--- PROBLEM TO WORK ON ---
The job is to find each line of the records below that includes the word "Predicted" and copy it.

--- TASK DATA ---
== Segment start ==

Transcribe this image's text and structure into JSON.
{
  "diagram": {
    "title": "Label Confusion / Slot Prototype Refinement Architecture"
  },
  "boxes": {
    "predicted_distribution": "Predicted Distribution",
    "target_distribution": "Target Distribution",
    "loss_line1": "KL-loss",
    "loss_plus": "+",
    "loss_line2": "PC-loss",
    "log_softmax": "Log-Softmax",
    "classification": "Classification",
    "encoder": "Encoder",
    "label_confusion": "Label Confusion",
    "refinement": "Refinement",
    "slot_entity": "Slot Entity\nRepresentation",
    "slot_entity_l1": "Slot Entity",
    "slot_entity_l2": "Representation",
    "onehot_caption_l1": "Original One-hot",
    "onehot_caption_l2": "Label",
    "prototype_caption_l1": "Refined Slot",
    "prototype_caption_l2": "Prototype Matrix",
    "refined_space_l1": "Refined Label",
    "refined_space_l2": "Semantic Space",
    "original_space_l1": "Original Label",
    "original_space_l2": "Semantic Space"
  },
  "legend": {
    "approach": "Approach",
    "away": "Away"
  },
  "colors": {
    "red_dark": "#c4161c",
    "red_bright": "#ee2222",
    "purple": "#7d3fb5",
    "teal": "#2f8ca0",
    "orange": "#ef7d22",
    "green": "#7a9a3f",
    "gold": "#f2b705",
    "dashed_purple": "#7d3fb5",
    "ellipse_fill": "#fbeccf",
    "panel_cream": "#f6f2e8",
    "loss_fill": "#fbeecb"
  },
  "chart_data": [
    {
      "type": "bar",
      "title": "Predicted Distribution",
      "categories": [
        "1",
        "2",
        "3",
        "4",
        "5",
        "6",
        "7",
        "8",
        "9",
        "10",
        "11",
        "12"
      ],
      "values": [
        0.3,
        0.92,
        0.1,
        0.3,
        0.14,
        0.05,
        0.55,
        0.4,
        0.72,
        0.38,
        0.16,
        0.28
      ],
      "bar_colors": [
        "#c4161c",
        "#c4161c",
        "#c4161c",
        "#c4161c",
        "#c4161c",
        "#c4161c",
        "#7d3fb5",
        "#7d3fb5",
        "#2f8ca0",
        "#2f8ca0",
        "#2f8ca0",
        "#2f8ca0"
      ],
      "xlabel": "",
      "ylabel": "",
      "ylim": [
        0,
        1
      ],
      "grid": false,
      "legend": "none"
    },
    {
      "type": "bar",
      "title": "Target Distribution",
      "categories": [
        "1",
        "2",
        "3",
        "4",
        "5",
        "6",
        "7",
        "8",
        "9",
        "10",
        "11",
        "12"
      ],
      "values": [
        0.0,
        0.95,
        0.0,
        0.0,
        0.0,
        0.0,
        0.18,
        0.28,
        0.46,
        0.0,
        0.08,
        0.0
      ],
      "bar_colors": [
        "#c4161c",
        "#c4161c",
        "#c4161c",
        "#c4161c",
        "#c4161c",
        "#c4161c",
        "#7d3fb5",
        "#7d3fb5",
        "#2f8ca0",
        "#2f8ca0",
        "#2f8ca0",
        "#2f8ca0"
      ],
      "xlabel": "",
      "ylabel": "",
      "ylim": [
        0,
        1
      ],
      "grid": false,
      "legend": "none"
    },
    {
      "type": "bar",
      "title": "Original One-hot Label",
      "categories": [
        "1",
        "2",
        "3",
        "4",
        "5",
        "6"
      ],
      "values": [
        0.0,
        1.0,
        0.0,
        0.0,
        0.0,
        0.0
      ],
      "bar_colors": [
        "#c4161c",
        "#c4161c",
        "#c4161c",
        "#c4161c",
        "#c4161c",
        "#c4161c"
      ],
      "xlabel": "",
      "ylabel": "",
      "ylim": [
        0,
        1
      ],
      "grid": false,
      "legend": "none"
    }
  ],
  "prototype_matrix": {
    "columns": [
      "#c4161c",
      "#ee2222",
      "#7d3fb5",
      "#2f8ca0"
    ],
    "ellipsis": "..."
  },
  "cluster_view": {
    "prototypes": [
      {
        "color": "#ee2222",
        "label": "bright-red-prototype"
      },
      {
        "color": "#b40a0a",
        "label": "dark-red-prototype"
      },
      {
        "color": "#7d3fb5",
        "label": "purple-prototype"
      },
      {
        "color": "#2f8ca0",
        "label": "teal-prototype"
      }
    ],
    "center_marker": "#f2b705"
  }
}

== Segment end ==

--- YOUR RESPONSE ---
    "predicted_distribution": "Predicted Distribution",
      "title": "Predicted Distribution",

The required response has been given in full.